Show every line below where "JSON" appears.
Segment Open
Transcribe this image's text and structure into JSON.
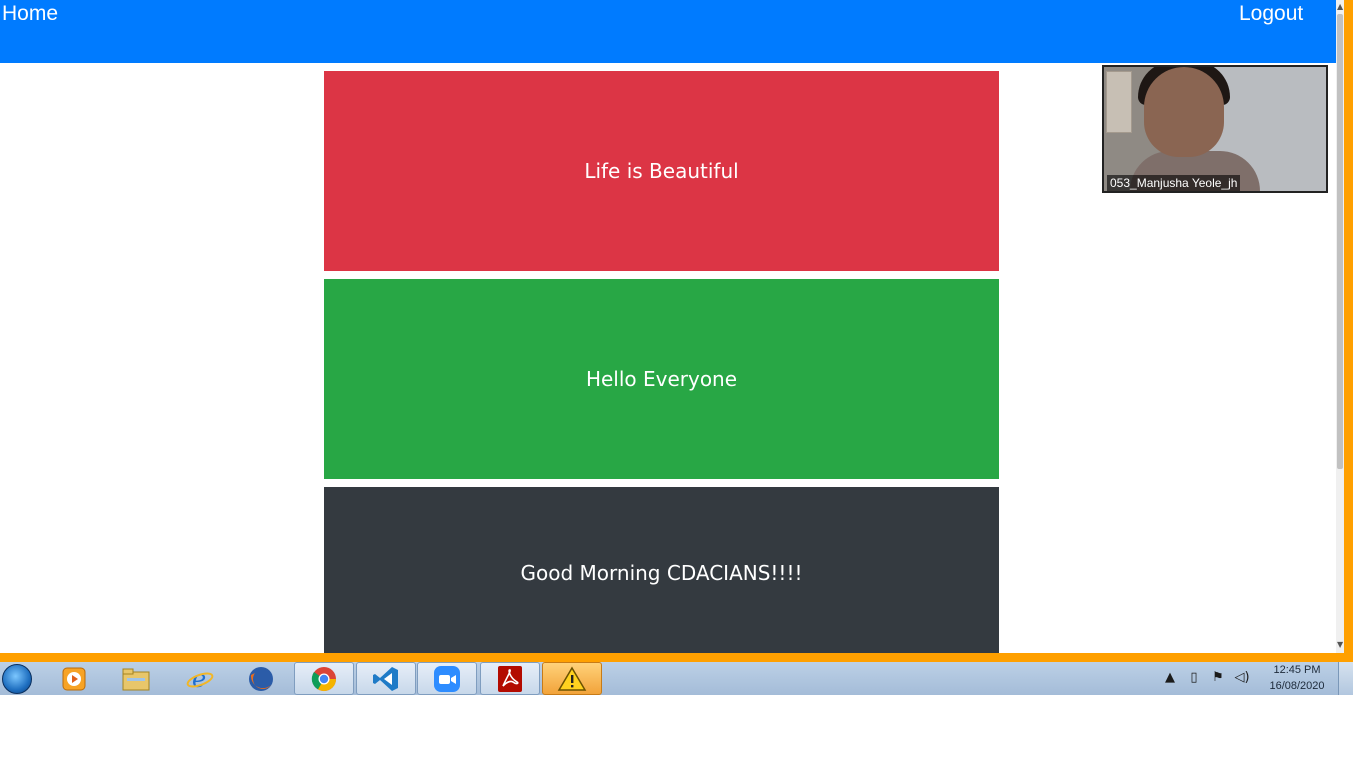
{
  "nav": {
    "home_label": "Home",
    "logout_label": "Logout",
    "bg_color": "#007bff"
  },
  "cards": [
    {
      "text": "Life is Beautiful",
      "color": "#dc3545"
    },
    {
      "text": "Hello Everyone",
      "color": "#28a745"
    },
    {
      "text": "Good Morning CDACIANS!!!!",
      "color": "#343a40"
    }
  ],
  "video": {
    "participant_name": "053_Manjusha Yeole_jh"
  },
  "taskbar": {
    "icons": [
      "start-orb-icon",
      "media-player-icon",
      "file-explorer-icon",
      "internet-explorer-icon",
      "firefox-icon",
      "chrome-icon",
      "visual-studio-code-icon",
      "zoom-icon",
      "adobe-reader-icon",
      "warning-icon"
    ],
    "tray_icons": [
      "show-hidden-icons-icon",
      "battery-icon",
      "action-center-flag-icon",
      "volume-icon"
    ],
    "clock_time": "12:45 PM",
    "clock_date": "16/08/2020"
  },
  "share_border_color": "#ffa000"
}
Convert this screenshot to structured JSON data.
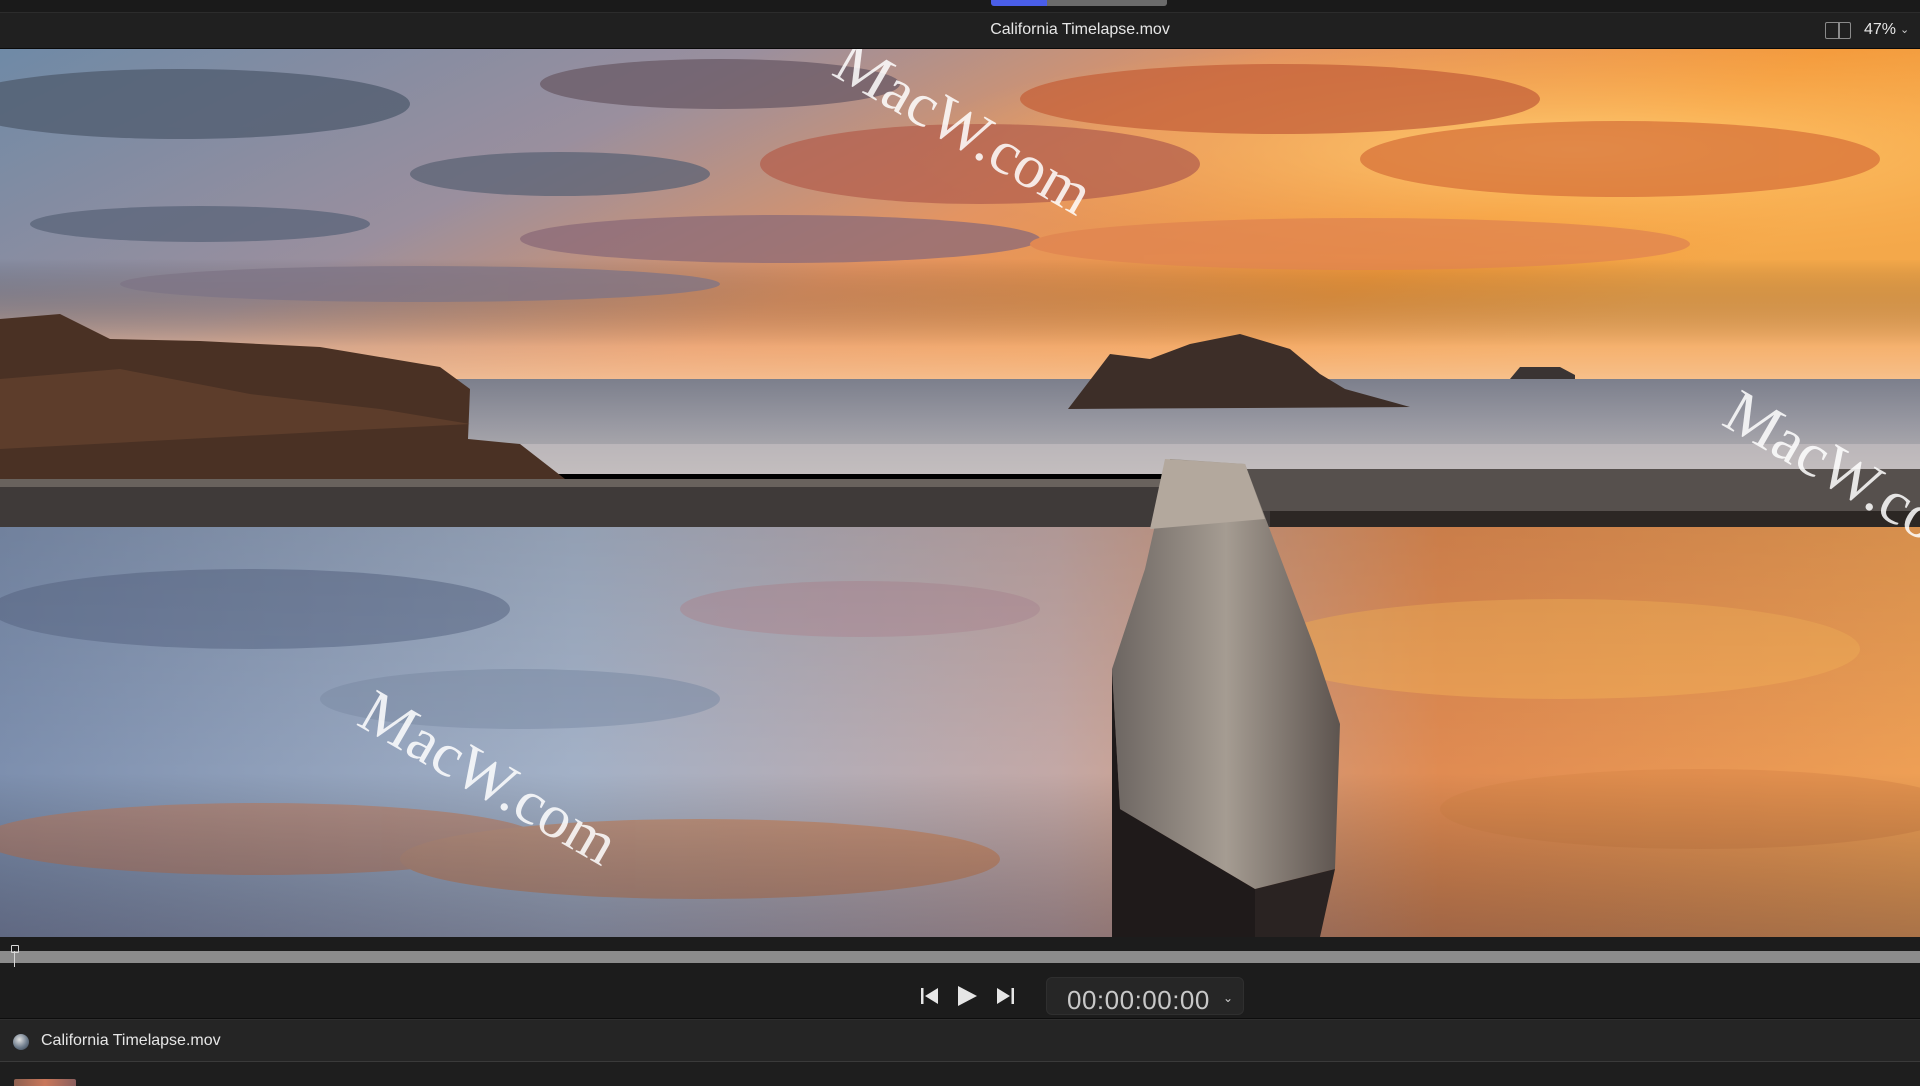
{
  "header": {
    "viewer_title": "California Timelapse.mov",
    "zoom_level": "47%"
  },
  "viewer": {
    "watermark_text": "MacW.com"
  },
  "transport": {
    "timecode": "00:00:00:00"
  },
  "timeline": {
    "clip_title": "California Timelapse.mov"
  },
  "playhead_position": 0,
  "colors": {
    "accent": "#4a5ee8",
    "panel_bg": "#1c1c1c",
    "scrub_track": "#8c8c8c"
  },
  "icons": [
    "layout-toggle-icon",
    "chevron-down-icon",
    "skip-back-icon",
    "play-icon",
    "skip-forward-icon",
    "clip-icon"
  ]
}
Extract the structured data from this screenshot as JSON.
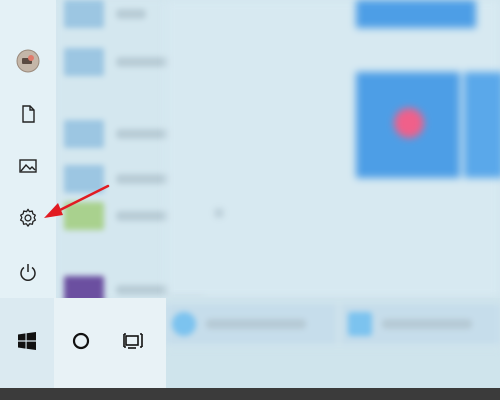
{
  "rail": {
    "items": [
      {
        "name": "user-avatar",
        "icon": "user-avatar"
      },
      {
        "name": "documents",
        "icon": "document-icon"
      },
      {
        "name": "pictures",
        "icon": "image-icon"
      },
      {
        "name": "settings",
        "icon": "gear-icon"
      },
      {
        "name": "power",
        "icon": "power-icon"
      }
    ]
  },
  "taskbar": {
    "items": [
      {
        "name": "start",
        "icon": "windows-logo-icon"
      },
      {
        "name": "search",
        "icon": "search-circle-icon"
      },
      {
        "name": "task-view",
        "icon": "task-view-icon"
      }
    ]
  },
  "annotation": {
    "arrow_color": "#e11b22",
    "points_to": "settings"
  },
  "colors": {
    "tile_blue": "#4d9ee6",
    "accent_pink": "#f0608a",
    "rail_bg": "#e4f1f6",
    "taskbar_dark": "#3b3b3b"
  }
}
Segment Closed
TASK ANSWER:
Transcribe this image's text and structure into JSON.
Convert this screenshot to structured JSON data.
Extract the structured data from this screenshot as JSON.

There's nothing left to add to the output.